Sydney Recording Studios: Fijian Music

Sydney Recording Studios: Fijian music combines the traditional Melanesian and Polynesian styles, as much of Fiji is influenced by these two cultures. However, other cultures, including the Indo-Fijians, have played a part in Fijian music as well. Folk music, traditional dances and different instruments are also largely involved with this type of music. The songs of Fiji are upbeat with beautiful rhythms and harmonies, and even the more modern music styles still convey aspects of ritualistic and traditional patterns.

Sydney Recording Studios: Fijian Folk Music

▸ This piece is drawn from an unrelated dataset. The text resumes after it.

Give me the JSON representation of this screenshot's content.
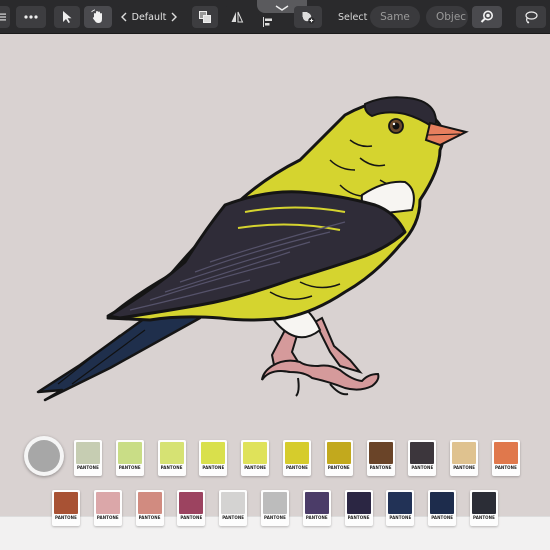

Fijian folk music includes a variety of instruments that give the music its unique and beautiful sound, along with traditional dances. Like their Polynesian neighbors, modern Fijians play the ukulele, guitar, mandolin and different indigenous instruments, most commonly the lali drums. These types of drums were once used as a form of communication to announce important events, such as births, deaths, wars and victories. Now the larger lali drums are used to call people to church or for social gatherings, while the smaller version (lali ni meke) is used to play music. The derua, which is made up of tubes of bamboo stamped onto mats or on the ground, is another Fijian percussion instrument.

Sydney Recording Studios: Fijian Music – the Meke

The Meke is a complex traditional Fijian spiritual folk dance that is combined with voices. The various types of Meke include the war dance, men’s or women’s fan dance, men’s spear dance, men’s club dance, women’s standing dance and men’s or women’s sitting dance. Men’s dance movements are vigorous, while the women display graceful and controlled movements. The Meke can be performed to narrate important events, such as the installment of a chief or a war.

Sydney Recording Studios: Fijian Pop

Fijian pop is the more modern style of music in Fiji, combining both Western and traditional Fijian styles. A few modern performers in Fiji include Nuku Katudrau and Danny Costello, while Laisa Vulakoro became renowned in the ‘80s for creating Vude, a style that combines Fijian island music, country, rock and roll, and disco.